We present and study the largest and the most comprehensive catalog of microlensing events ever constructed. The sample of standard microlensing events comprises 3718 unique events from years 2001-2009, with 1410 not detected before in real-time by the Early Warning System (EWS) of the Optical Gravitational Lensing Experiment (OGLE). The search pipeline makes use of Machine Learning algorithms in order to help find rare phenomena among 150 million objects and derive the detection efficiency. Applications of the catalog can be numerous, from analyzing individual events to large statistical studies for the Galactic mass and kinematics distributions and planetary abundances.
We derive the maps of the mean Einstein ring crossing time of events spanning 31 sq. deg. toward of the Galactic Center and compare the observed distributions with the most recent models. We find good agreement within the observed region and we see the signature of the tilt of the bar in the microlensing data. However, the asymmetry of the mean time-scales seems to rise more steeply than predictions, indicating either a somewhat different orientation of the bar or a larger bar width. The map for the events with sources in the Galactic bulge shows a dependence of the mean time-scale on the Galactic latitude, signaling an increasing contribution from disk lenses closer to the plane, related with the height of the disk. Our data present a perfect set for comparing and enhancing new models of the central parts of the Milky Way and creating the 3D picture of the Galaxy.

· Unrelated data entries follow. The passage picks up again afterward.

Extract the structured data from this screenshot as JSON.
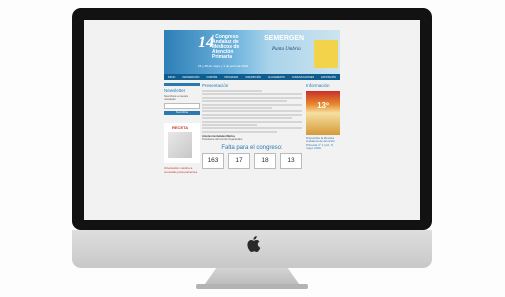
{
  "site": {
    "banner": {
      "edition": "14",
      "congress_title": "º Congreso Andaluz de Médicos de Atención Primaria",
      "dates": "16 y 18 de mayo y 1 de junio de 2019",
      "brand": "SEMERGEN",
      "brand_region": "Andalucía",
      "city": "Punta Umbría"
    },
    "nav": [
      "INICIO",
      "INFORMACIÓN",
      "COMITÉS",
      "PROGRAMA",
      "INSCRIPCIÓN",
      "ALOJAMIENTO",
      "COMUNICACIONES",
      "EXPOSICIÓN"
    ],
    "sidebar": {
      "newsletter_title": "Newsletter",
      "newsletter_text": "Suscríbete a nuestra newsletter",
      "email_placeholder": "Introduce tu e-mail",
      "subscribe_label": "Suscribirse",
      "receta_title": "RECETA",
      "footer_text": "Orientación médica a consultas para pacientes"
    },
    "main": {
      "title": "Presentación",
      "signature_name": "Antonio Hernández Martos",
      "signature_role": "Presidente del Comité Organizador",
      "countdown_title": "Falta para el congreso:",
      "countdown": [
        "163",
        "17",
        "18",
        "13"
      ]
    },
    "right": {
      "title": "Información",
      "doc_caption": "13º",
      "news_text": "Disponible la Revista Andaluza de Atención Primaria nº 1 (vol. 7) mayo 2019"
    }
  }
}
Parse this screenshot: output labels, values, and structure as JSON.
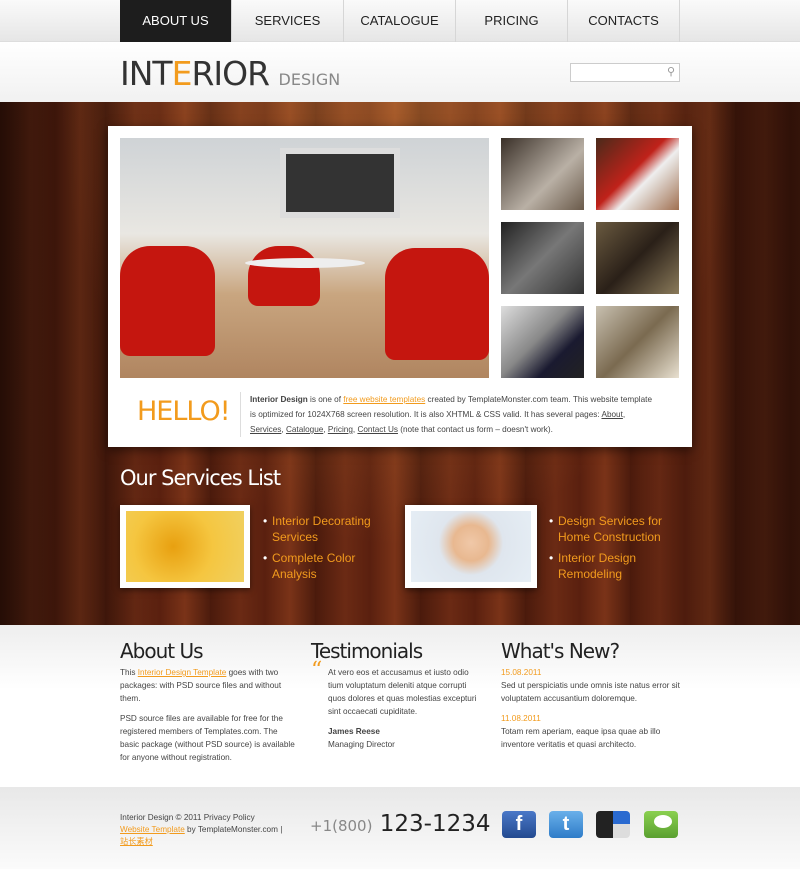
{
  "nav": {
    "items": [
      {
        "label": "About Us",
        "active": true
      },
      {
        "label": "Services"
      },
      {
        "label": "Catalogue"
      },
      {
        "label": "Pricing"
      },
      {
        "label": "Contacts"
      }
    ]
  },
  "header": {
    "logo_part1": "INT",
    "logo_highlight": "E",
    "logo_part2": "RIOR",
    "logo_sub": "DESIGN",
    "search_placeholder": "",
    "search_icon": "magnifier-icon"
  },
  "hero": {
    "hello": "HELLO!",
    "intro_bold": "Interior Design",
    "intro_1": " is one of ",
    "intro_link": "free website templates",
    "intro_2": " created by TemplateMonster.com team. This website template is optimized for 1024X768 screen resolution. It is also XHTML & CSS valid. It has several pages: ",
    "pages": [
      "About",
      "Services",
      "Catalogue",
      "Pricing",
      "Contact Us"
    ],
    "intro_3": " (note that contact us form – doesn't work)."
  },
  "services": {
    "title": "Our Services List",
    "groups": [
      {
        "items": [
          "Interior Decorating Services",
          "Complete Color Analysis"
        ]
      },
      {
        "items": [
          "Design Services for Home Construction",
          "Interior Design Remodeling"
        ]
      }
    ]
  },
  "about": {
    "title": "About Us",
    "p1_a": "This ",
    "p1_link": "Interior Design Template",
    "p1_b": " goes with two packages: with PSD source files and without them.",
    "p2": "PSD source files are available for free for the registered members of Templates.com. The basic package (without PSD source) is available for anyone without registration."
  },
  "testimonials": {
    "title": "Testimonials",
    "quote": "At vero eos et accusamus et iusto odio tium voluptatum deleniti atque corrupti quos dolores et quas molestias excepturi sint occaecati cupiditate.",
    "author": "James Reese",
    "role": "Managing Director"
  },
  "news": {
    "title": "What's New?",
    "items": [
      {
        "date": "15.08.2011",
        "text": "Sed ut perspiciatis unde omnis iste natus error sit voluptatem accusantium doloremque."
      },
      {
        "date": "11.08.2011",
        "text": "Totam rem aperiam, eaque ipsa quae ab illo inventore veritatis et quasi architecto."
      }
    ]
  },
  "footer": {
    "copy": "Interior Design © 2011 Privacy Policy",
    "link": "Website Template",
    "by": " by TemplateMonster.com | ",
    "cn_link": "站长素材",
    "phone_prefix": "+1(800)",
    "phone": "123-1234",
    "social": [
      {
        "icon": "facebook-icon",
        "glyph": "f",
        "color": "#2d5aa8"
      },
      {
        "icon": "twitter-icon",
        "glyph": "t",
        "color": "#3a8fd6"
      },
      {
        "icon": "delicious-icon",
        "glyph": "",
        "color": "#333"
      },
      {
        "icon": "technorati-icon",
        "glyph": "",
        "color": "#6cb43f"
      }
    ]
  },
  "colors": {
    "accent": "#f29b1d",
    "nav_active": "#1d1d1d"
  }
}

Figure shows the density of all standard events found in the OGLE-III data. The color of each dot indicates the number of events found in the OGLE-III field containing that event. Each field had 8 independent CCD chips and covered 0.34 sq. deg.
Efficiency corrected mean tE map for 1185 events with source (resolved) magnitude brighter than 19 mag and relative error of tE better than 50%. Dashed contours show the expected mean time-scale (at 20, 25 and 30 days) as computed in Kerins et al. (2009). Within each bin (size 1×1 degree) the mean time-scale was computed from the log-normal fit to the distribution.
Distribution of the logarithm of the Einstein Radius crossing times (tE) for All events (black solid), Red Clump source events (red dotted) and around the Baade's Window (blue dashed). The Gauss-fit mean values of tE are marked with corresponding vertical lines (27.0, 24.5, 24.6 days, respectively). Thick dashed lines indicate power-law slopes of +3 and -3 for short and long time-scale tails, respectively.
The data, including light curves of events, table with microlensing
parameters as well as MCMC models plots, is available in
the OGLE Internet archive
PLEASE cite the following paper when using the data or referring to
these OGLE results:
Wyrzykowski et al., 2014, ApJS, (arxiv:1405.3134)
Any comments about the results, the data and the form of their presentation are welcome. Send your messages to this address.